jips-11-4-583f11.tif
Fig. 12
Comparison of dropping probabilities between the proposed estimation and fixed handover call rate.

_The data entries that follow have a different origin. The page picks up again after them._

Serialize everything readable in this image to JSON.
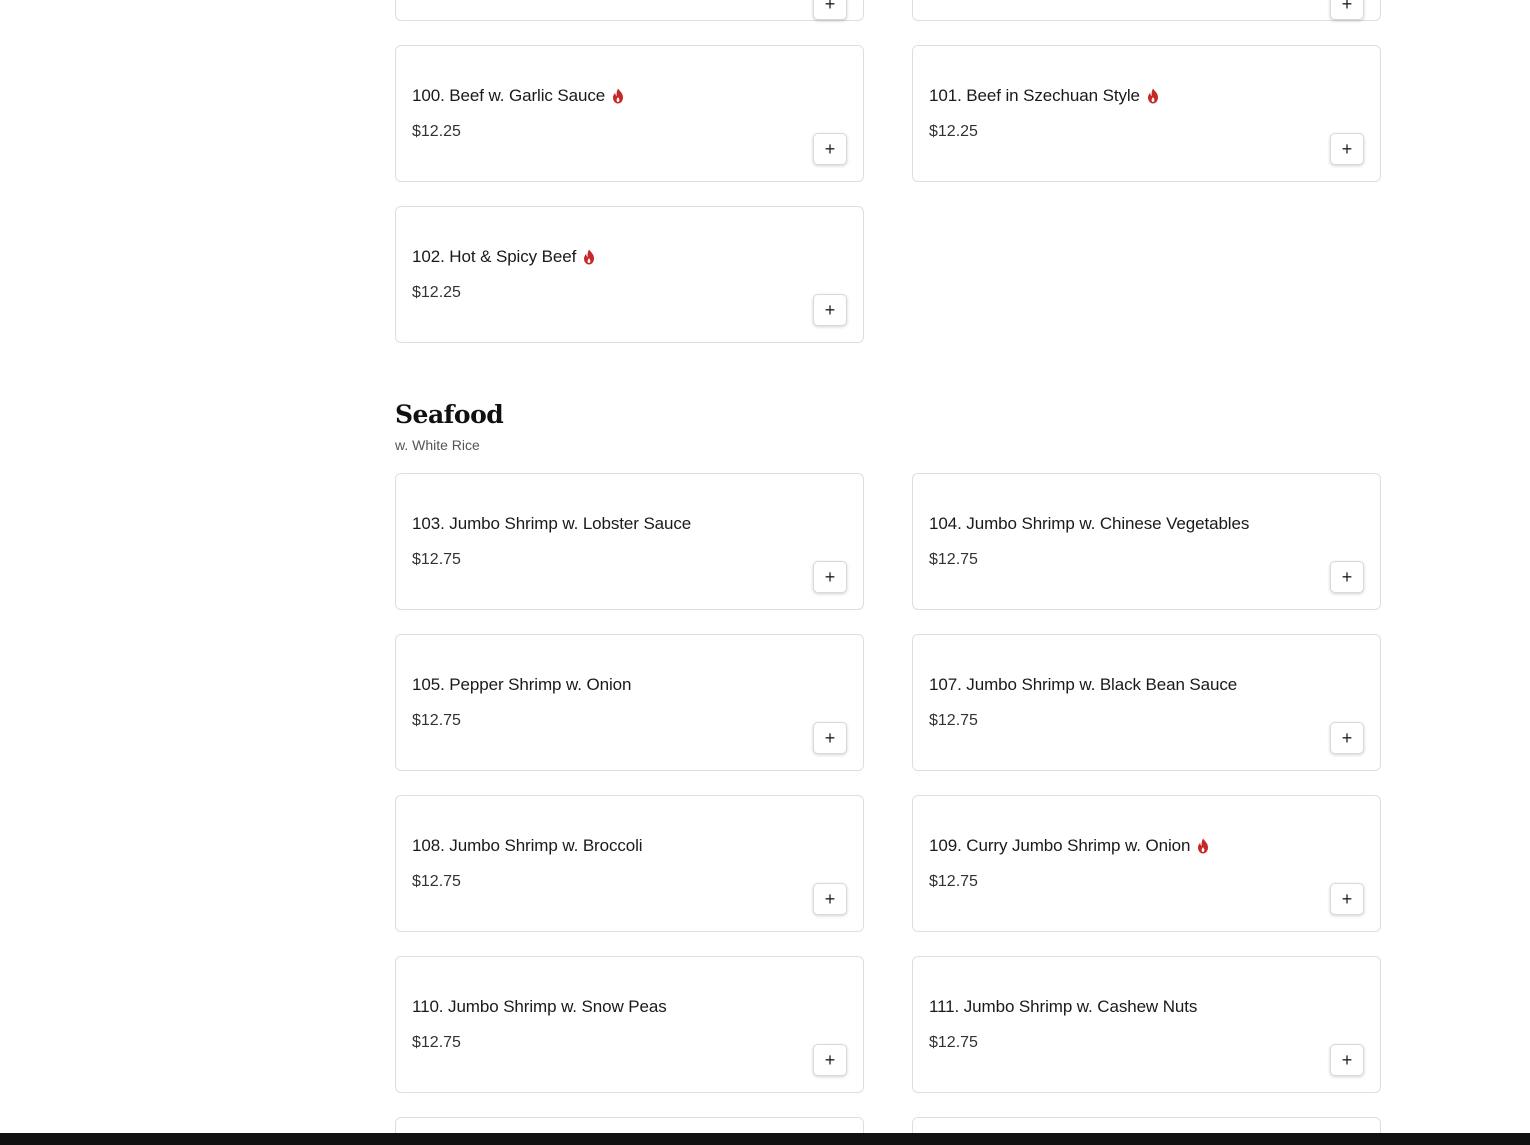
{
  "colors": {
    "accent_spicy": "#c62828",
    "card_border": "#dedede",
    "bottom_bar": "#111111"
  },
  "icons": {
    "spicy": "flame-icon",
    "add": "plus-icon"
  },
  "beef_items": [
    {
      "name": "100. Beef w. Garlic Sauce",
      "price": "$12.25",
      "spicy": true
    },
    {
      "name": "101. Beef in Szechuan Style",
      "price": "$12.25",
      "spicy": true
    },
    {
      "name": "102. Hot & Spicy Beef",
      "price": "$12.25",
      "spicy": true
    }
  ],
  "seafood": {
    "title": "Seafood",
    "subtitle": "w. White Rice",
    "items": [
      {
        "name": "103. Jumbo Shrimp w. Lobster Sauce",
        "price": "$12.75",
        "spicy": false
      },
      {
        "name": "104. Jumbo Shrimp w. Chinese Vegetables",
        "price": "$12.75",
        "spicy": false
      },
      {
        "name": "105. Pepper Shrimp w. Onion",
        "price": "$12.75",
        "spicy": false
      },
      {
        "name": "107. Jumbo Shrimp w. Black Bean Sauce",
        "price": "$12.75",
        "spicy": false
      },
      {
        "name": "108. Jumbo Shrimp w. Broccoli",
        "price": "$12.75",
        "spicy": false
      },
      {
        "name": "109. Curry Jumbo Shrimp w. Onion",
        "price": "$12.75",
        "spicy": true
      },
      {
        "name": "110. Jumbo Shrimp w. Snow Peas",
        "price": "$12.75",
        "spicy": false
      },
      {
        "name": "111. Jumbo Shrimp w. Cashew Nuts",
        "price": "$12.75",
        "spicy": false
      }
    ]
  },
  "add_button_label": "+"
}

FGC=fractional guard channel, FGB=fixed guard band, UFB=uniform fractional band.
jips-11-4-583f12.tif
Table 1
New call blocking probability analysis of UFB scheme
Calls/s New CBP at α=0.25 New CBP at α=0.50 New CBP at α=0.75 New CBP at α=0.90 Average decrement in new CBP/fraction
0 0 0 0 0 0
0.6 0.00250 0.00208 0.00132 0.000659 0.00029
1.2 0.33883 0.29365 0.20001 0.12179 0.33391
1.8 0.58125 0.48188 0.33636 0.23823 0.52772
2.4 0.69638 0.57644 0.43173 0.34104 0.54668
3.0 0.76479 0.64752 0.51908 0.44068 0.49863
3.6 0.81446 0.71069 0.60246 0.53713 0.42662
4.2 0.85492 0.76864 0.68084 0.62806 0.34902
4.8 0.88926 0.82062 0.75174 0.71043 0.27512
5.4 0.91783 0.86515 0.81273 0.78135 0.20997
6.0 0.94063 0.90133 0.86245 0.83924 0.15605

UFB=uniform fractional band, CBP=call blocking probability.

Table 2
Handover call dropping probability analysis of UFB scheme
Calls/s Handover CDP at α=0.25 Handover CDP at α=0.50 Handover CDP at α=0.75 Handover CDP at α=0.90 Average increment in new CDP/fraction
0 0 0 0 0 0
0.6 2.22E-13 9.10E-13 2.36E-12 3.73E-12 5.39E-12
1.2 2.12E-07 6.86E-07 1.33E-06 1.74E-06 2.34E-06
1.8 1.37E-05 3.11E-05 4.53E-05 5.16E-05 5.83E-05
2.4 1.81E-04 3.16E-04 3.95E-04 4.27E-04 3.81E-04
3.0 0.00111 0.00162 0.00186 0.00195 0.00129
3.6 0.00430 0.00552 0.00606 0.00625 0.00300
4.2 0.01214 0.01432 0.01522 0.01554 0.00526
4.8 0.02715 0.03029 0.03152 0.03195 0.00742
5.4 0.05093 0.05462 0.05606 0.05656 0.00877
6.0 0.08306 0.08688 0.08835 0.08886 0.00900

UFB=uniform fractional band, CDP=call dropping probability.